1997.179.8

Marion MacDonald churning butter at Sandaig

Photograph of Marion MacDonald churning butter at Sandaig in the 1940s.

x36.jpg

Courtesy of Ms Linda Gowans

Marion MacDonald was photographed by George Holleyman churning butter outside her thatched house in Sandaig during World War II. The churn consists of a narrow wooden barrel (about 300 mm wide and 650 mm tall) and a plunger. At the end of the plunger is a wooden disc with holes drilled in it.

Milk would be left to stand in a metal basin and the cream skimmed off using a saucer or clam shell into an earthenware butter crock. The cream would be strained through muslin into the scalded churn and agitated using the plunger.

Once the butter had formed, it was put into cold water then slapped between the hands to remove excess liquid. The remaining buttermilk would be drunk or used for baking.

Black and white photograph of Marion MacDonald, Sandaig.

Marion MacDonald is pictured churning butter outside her thatched house in Sandaig, Tiree. The churn consists of a narrow wooden barrel (about 300 mm wide and 650 mm tall) and a plunger. At the end of the plunger is a wooden disc with holes drilled in it. Milk would be left to stand in a metal basin and the cream skimmed off using a saucer or clam shell into an earthenware butter crock. The cream would be strained through muslin into the scalded churn and agitated using the plunger. Once the butter had formed, it was put into cold water then slapped between the hands to remove excess liquid. The remaining buttermilk would be drunk or used for baking.

Object Details

Other Number: X36

Churning butter in Sandaig around 1942
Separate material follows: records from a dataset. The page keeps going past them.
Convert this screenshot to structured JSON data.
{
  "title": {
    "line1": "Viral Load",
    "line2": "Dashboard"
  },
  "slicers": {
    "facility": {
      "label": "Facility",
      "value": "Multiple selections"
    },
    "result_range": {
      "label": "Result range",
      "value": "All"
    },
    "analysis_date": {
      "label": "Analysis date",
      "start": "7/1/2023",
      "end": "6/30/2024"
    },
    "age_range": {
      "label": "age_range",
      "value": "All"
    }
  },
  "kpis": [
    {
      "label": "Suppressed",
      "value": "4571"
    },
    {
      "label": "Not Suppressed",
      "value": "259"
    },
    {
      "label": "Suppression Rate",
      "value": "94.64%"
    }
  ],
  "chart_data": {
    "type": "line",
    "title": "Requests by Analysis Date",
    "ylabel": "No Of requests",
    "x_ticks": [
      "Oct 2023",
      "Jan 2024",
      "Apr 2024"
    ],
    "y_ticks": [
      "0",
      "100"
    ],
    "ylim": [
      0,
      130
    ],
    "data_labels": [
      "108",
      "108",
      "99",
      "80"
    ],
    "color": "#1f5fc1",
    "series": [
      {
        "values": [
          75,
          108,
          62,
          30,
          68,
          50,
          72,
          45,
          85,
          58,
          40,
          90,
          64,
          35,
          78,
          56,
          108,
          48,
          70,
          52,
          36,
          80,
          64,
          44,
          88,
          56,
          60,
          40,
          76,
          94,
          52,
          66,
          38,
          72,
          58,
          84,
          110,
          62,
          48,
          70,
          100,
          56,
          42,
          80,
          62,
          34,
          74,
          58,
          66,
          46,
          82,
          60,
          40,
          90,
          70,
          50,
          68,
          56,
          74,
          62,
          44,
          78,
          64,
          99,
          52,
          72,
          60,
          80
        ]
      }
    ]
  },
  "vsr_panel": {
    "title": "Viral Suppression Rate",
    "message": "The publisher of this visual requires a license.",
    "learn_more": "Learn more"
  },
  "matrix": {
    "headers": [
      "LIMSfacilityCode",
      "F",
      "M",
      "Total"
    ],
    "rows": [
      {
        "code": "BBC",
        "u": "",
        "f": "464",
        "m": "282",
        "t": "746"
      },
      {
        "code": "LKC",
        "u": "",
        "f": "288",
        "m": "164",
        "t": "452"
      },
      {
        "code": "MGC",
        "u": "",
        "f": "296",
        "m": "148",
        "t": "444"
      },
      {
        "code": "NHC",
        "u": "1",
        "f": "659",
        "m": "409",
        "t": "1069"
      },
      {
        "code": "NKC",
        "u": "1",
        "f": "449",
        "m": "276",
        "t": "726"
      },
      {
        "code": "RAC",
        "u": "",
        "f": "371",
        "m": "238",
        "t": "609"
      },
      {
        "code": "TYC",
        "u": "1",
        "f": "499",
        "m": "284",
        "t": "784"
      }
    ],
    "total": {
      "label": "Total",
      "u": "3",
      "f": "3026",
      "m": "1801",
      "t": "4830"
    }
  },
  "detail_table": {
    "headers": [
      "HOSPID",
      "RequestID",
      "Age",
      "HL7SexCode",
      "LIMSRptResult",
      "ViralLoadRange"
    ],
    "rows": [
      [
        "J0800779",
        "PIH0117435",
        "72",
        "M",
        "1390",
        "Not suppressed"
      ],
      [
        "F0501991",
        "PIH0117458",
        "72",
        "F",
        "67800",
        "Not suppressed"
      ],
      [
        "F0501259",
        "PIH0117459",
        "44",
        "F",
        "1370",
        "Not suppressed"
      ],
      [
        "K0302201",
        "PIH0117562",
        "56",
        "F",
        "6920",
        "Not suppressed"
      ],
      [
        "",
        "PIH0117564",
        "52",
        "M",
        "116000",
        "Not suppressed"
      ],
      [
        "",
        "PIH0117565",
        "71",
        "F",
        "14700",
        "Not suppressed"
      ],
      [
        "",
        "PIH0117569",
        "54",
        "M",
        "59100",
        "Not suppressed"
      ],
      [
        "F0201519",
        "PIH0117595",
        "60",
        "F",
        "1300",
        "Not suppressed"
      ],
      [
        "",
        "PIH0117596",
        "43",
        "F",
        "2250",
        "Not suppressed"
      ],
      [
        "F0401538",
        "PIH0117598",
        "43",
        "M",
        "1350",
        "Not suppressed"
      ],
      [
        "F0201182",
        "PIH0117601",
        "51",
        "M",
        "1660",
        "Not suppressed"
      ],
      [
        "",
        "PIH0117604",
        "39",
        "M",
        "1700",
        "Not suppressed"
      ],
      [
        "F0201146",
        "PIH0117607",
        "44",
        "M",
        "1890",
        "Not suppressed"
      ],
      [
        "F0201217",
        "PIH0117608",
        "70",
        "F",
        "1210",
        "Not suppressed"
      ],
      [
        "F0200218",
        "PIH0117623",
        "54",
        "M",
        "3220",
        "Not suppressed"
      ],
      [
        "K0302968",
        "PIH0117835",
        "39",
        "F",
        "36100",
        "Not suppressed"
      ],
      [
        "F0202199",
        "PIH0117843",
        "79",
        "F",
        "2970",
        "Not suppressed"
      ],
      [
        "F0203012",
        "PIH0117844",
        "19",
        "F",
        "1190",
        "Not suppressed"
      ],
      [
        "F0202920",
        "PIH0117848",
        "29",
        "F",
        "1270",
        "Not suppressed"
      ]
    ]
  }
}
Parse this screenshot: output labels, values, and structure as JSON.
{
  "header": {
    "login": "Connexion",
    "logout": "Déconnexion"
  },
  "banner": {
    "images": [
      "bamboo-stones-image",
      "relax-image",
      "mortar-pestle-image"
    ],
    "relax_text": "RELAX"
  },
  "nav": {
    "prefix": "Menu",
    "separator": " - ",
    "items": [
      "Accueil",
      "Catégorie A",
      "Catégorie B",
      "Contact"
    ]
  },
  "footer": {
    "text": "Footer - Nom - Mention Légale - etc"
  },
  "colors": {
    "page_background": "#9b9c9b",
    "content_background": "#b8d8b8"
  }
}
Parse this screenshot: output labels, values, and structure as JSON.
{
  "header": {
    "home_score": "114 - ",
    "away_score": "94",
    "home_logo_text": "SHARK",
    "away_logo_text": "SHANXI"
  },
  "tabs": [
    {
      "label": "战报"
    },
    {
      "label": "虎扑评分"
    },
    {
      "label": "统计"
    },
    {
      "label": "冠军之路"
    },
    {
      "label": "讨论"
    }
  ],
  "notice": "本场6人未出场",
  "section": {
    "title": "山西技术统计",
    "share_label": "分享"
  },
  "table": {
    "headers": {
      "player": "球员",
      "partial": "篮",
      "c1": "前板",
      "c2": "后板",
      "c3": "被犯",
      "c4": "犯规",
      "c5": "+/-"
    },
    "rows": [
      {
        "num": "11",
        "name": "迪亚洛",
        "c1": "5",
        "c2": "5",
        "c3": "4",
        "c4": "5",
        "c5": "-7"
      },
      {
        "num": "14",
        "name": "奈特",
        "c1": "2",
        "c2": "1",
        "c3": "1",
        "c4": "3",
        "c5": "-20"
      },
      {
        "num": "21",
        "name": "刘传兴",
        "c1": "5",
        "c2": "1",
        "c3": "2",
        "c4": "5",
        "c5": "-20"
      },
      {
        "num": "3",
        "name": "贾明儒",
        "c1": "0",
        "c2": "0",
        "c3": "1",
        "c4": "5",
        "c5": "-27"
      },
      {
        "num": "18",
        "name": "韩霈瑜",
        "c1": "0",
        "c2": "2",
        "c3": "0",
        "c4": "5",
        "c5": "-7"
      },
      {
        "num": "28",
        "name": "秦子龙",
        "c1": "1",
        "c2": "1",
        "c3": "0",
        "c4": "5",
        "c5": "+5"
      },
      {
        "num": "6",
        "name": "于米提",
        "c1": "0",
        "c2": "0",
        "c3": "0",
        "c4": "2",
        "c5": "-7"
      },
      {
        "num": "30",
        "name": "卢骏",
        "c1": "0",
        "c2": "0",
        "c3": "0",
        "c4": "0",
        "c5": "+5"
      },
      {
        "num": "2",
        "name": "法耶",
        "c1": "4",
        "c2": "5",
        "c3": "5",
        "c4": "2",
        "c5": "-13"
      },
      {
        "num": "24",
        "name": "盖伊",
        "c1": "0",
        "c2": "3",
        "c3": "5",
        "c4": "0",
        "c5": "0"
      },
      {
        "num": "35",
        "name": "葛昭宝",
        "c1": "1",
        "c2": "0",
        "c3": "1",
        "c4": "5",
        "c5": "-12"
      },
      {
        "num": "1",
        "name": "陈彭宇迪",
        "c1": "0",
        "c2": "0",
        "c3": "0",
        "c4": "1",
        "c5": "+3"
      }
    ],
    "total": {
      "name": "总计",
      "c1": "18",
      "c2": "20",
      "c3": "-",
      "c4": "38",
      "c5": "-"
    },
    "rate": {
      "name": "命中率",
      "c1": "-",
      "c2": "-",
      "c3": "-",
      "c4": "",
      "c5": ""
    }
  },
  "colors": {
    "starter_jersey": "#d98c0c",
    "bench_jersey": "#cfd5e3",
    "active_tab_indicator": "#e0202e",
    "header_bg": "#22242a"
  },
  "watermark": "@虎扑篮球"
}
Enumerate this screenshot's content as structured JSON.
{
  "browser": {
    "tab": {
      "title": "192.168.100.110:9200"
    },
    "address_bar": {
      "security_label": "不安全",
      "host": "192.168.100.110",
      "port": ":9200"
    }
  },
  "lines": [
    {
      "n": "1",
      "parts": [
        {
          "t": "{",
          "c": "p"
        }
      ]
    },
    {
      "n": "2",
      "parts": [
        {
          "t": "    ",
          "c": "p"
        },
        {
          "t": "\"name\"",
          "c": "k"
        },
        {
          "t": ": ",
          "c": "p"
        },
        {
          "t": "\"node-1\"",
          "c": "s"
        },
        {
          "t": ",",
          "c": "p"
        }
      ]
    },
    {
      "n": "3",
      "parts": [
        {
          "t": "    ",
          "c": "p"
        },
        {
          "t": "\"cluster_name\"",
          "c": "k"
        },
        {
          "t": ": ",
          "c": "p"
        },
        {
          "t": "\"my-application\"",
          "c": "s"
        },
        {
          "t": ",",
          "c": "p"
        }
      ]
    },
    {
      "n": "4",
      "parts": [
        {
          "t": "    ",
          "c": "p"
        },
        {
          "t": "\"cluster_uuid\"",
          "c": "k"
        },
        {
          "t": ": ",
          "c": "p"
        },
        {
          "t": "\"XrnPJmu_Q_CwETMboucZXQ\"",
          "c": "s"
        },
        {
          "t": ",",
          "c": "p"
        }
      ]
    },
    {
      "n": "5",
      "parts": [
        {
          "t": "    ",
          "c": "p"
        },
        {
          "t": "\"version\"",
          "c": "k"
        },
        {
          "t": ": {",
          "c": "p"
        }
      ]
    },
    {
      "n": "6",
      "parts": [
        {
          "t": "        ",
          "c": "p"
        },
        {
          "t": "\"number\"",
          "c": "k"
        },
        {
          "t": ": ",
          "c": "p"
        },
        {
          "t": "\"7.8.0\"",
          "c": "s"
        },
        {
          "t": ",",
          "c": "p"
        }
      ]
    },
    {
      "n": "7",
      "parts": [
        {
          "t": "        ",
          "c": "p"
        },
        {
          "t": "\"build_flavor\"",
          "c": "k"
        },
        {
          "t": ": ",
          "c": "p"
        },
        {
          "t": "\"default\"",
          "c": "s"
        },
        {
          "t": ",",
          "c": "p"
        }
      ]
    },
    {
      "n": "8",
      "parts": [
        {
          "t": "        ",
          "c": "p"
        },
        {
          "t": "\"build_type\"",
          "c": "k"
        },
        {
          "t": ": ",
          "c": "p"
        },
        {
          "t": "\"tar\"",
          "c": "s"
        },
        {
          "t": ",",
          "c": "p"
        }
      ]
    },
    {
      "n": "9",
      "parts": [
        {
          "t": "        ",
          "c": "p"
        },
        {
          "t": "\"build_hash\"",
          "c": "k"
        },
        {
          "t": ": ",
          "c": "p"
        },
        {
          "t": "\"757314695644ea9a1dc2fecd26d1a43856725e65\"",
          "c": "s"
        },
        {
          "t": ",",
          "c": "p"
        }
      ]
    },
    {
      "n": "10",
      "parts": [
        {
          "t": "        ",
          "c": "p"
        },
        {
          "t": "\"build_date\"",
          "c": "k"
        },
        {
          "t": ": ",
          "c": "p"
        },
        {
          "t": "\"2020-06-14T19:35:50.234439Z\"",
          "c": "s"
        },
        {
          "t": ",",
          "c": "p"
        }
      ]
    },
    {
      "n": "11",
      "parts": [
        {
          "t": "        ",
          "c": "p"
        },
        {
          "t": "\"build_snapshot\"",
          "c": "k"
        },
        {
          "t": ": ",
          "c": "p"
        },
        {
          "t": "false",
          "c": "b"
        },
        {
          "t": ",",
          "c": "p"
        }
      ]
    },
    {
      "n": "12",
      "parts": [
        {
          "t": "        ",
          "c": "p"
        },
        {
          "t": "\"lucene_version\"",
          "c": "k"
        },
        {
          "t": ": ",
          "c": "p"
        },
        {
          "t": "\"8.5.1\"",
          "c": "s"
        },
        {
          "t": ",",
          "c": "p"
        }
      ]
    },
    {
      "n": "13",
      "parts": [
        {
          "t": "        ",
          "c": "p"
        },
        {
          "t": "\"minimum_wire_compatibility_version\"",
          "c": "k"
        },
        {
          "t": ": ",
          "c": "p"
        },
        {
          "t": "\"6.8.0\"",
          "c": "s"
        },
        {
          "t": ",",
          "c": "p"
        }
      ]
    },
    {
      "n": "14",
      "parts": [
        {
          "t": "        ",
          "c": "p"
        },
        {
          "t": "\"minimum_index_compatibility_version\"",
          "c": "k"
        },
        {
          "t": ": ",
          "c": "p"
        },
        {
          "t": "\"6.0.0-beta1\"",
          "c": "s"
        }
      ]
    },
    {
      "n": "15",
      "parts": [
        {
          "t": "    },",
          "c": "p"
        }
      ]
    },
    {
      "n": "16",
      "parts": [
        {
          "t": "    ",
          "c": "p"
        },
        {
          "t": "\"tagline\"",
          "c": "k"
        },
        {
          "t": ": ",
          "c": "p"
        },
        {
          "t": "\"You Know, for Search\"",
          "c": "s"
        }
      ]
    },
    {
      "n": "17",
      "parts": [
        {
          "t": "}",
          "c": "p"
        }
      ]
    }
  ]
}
The churn consists of a narrow wooden barrel (about 300 mm wide and 650 mm tall) and a plunger. At the end of the plunger is a wooden disc with holes drilled in it. Milk would be left to stand in a metal basin and the cream skimmed off using a saucer or clam shell into an earthenware butter crock. The cream would be strained through muslin into the scalded churn and agitated using the plunger. Once the butter had formed, it was put into cold water then slapped between the hands or butter pats to remove excess liquid. The remaining buttermilk would be drunk or used for baking.
Normal Location: Photograph Shelves: photographs – X
Current Location: normal location

Leave a Reply

Your email address will not be published. Required fields are marked *